Wednesday's Personal Finance stories
- Investor anxiety lingers on taxes after election
- Investors should bet on growth over tax policy
- The Fed's unprecedented action
- ADP's report shows job gains
Still awaiting lawmakers' attention: the alternative minimum tax, the estate tax and a slew of so-called extenders' provisions. But what investors are probably watching most closely is the Bush-era income, capital-gains and dividend tax breaks, set to expire at the end of this year.
Read our stories today looking at what it all means for investors, plus read the details on the Fed's plan to buy $600 billion worth of Treasury bonds.
Some of my sources are telling me Congress may not even start dealing with the expiring Bush tax breaks until next year. Talk about uncertainty.
—Andrea Coombes , Personal Finance editor
Investors will know the new shape of the political and economic landscape by Wednesday afternoon. But one needling question looming over the market: Will the Bush era-tax cuts set to expire at year's end be extended?
Read how investor anxiety lingers on taxes after election.
Voters made a choice on Tuesday, now investors have to make one, too.
Read why investors should bet on growth over tax policy.
It's that time of year when many people realize anew that losing weight or even maintaining it can be frightfully hard.
Read more on wireless armbands make weight control easier.
Ho, hum.Yet another sovereign-debt crisis passes into the history books, and the stock market rallies.
See more: A retrospective on the Greek debt crisis.
With market expectations universally pricing in some degree of quantitative easing by the Federal Reserve when they meet this week, the only remaining question is: How much?
Read more on everything you need to know about QE2.
Private-sector employment rose 43,000 in October, a climb that nonetheless is not strong enough to lower the unemployment rate, according to a report released Wednesday by ADP.
Read more on ADP's private-sector employment report.
The Federal Reserve pledged on Wednesday to start a controversial new $600 billion bond-buying spree to rescue the economy from its current doldrums.
Read more about the Federal Reserve's plan to buy $600 billion in bonds.
The Federal Reserve agrees with the voting public: The economic recovery is "disappointingly slow."
Read more on Federal Reserve's unprecedented action — and its limited impact.
President Barack Obama said Wednesday that he'll work with newly empowered congressional Republicans a day after they won control of the House of Representatives as he also defended some of his actions on the economy.
Read how a conciliatory Obama vows to work with GOP.
A day after Democrats suffered deep losses in U.S. elections, President Barack Obama and Republican leaders vowed to work together on ways to create jobs and improve a weak economy.
Read more: Republicans to challenge Obama after victory.
Republicans are better positioned for long-term success in Congress after winning the governorship in 10 states as well as dozens of state legislature chambers.
Read more: Republicans also score big in state elections.
Following the GOP takeover of the House in Tuesday's midterm election, a key Republican said Wednesday that the top priority for Republicans is to provide "vigorous" oversight of the Obama administration's efforts to reform banking and housing.
Read more: Top Republican pledges financial reform scrutiny.
Thank God the midterm election is over.
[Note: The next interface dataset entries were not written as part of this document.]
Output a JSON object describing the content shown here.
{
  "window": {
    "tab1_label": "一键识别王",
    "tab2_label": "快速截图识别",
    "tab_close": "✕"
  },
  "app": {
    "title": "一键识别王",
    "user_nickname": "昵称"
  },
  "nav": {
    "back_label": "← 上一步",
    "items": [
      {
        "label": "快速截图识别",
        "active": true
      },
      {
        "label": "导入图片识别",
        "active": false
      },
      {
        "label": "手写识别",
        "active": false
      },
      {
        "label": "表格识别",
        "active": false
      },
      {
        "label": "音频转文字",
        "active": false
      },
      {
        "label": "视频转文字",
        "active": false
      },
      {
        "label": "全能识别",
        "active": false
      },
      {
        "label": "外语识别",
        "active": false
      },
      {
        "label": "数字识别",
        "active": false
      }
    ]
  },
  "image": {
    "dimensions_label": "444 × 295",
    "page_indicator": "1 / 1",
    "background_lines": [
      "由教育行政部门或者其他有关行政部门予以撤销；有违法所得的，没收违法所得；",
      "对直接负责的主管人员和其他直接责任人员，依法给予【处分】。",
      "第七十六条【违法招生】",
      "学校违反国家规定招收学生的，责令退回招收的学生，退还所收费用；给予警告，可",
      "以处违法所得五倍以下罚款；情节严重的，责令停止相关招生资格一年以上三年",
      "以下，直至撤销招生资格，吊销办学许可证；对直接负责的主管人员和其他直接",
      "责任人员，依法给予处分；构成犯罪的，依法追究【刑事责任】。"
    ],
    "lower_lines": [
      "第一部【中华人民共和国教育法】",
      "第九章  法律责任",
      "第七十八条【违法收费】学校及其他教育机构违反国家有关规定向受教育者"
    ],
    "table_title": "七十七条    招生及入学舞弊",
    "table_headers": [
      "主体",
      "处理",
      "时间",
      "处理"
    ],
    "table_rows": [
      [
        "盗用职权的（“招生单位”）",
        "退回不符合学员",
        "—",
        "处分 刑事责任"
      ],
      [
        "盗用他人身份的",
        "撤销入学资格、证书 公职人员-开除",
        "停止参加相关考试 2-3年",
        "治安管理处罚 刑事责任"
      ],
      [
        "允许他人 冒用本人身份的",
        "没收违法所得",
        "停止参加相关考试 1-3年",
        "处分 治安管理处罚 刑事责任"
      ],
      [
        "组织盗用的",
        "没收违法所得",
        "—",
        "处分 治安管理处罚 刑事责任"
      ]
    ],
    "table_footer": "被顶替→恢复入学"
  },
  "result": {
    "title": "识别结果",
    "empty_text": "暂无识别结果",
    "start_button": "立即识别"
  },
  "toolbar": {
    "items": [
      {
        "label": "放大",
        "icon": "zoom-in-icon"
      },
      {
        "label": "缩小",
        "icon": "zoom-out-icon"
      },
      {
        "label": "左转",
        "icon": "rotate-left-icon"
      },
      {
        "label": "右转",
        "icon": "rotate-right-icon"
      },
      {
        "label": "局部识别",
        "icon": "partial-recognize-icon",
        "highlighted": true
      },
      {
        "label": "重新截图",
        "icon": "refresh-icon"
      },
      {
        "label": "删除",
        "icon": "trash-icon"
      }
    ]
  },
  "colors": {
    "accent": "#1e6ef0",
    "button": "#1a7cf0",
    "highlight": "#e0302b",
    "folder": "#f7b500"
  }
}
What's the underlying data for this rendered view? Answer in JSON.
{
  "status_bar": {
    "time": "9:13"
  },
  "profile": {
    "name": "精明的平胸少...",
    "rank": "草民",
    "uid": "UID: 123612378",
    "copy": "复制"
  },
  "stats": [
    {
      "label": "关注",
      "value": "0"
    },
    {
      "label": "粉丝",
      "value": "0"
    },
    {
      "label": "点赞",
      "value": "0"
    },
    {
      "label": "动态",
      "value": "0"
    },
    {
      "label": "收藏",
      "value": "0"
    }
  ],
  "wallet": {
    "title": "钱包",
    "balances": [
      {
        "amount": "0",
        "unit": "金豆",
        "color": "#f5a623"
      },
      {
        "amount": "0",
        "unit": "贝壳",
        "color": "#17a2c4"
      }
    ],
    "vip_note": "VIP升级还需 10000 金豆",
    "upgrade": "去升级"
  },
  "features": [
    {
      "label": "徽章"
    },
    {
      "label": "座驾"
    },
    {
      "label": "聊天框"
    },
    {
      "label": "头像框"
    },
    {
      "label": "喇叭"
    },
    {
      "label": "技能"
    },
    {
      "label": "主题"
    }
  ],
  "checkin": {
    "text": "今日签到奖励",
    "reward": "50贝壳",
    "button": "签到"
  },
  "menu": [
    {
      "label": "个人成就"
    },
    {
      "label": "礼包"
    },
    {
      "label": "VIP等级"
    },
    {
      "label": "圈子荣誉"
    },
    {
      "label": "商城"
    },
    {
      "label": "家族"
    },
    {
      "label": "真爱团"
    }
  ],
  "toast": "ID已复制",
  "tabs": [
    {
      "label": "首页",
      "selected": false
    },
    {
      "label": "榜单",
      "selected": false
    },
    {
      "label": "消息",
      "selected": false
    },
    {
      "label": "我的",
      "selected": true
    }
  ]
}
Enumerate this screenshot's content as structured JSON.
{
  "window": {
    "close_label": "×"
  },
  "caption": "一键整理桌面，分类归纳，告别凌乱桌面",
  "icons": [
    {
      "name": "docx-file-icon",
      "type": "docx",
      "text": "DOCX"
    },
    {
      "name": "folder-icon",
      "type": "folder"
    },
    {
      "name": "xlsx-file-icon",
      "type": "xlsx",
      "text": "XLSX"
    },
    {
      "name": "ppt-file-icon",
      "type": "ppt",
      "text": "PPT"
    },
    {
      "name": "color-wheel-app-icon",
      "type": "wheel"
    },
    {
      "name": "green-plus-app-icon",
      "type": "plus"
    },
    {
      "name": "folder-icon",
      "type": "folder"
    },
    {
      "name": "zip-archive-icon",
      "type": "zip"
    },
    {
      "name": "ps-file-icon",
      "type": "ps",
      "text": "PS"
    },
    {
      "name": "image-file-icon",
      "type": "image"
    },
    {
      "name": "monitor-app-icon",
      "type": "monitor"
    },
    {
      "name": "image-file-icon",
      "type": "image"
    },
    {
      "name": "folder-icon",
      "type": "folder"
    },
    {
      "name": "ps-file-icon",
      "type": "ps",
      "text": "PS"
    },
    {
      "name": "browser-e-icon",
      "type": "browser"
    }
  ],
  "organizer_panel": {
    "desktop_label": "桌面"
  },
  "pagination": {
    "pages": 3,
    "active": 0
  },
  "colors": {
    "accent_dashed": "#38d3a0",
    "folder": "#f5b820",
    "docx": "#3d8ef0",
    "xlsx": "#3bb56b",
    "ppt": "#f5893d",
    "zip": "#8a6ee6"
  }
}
Now we can kick back and watch Kentucky's new senator, Rand Paul, balance the budget. Good luck with that.
Read more: Time for tea party to balance the budget.
The Republican wave that swept the nation in Tuesday's midterm elections appeared to steer clear of California, as voters were returning Jerry Brown to the governor's office and fellow Democrat Barbara Boxer was barely keeping her Senate seat, early returns showed.
Read how the Republican tidal wave missed California.
Don't blame election officials, blame the system.Figuring out who won a hotly contested Senate race in Washington could take days, and several weeks in Alaska, officials from each state said Wednesday.
Read how Washington and Alaska Senate-race results face long delay.
American voters again opted for change in Tuesday's midterm elections, but not too much change.
Read more: GOP takes House, Democrats keep Senate.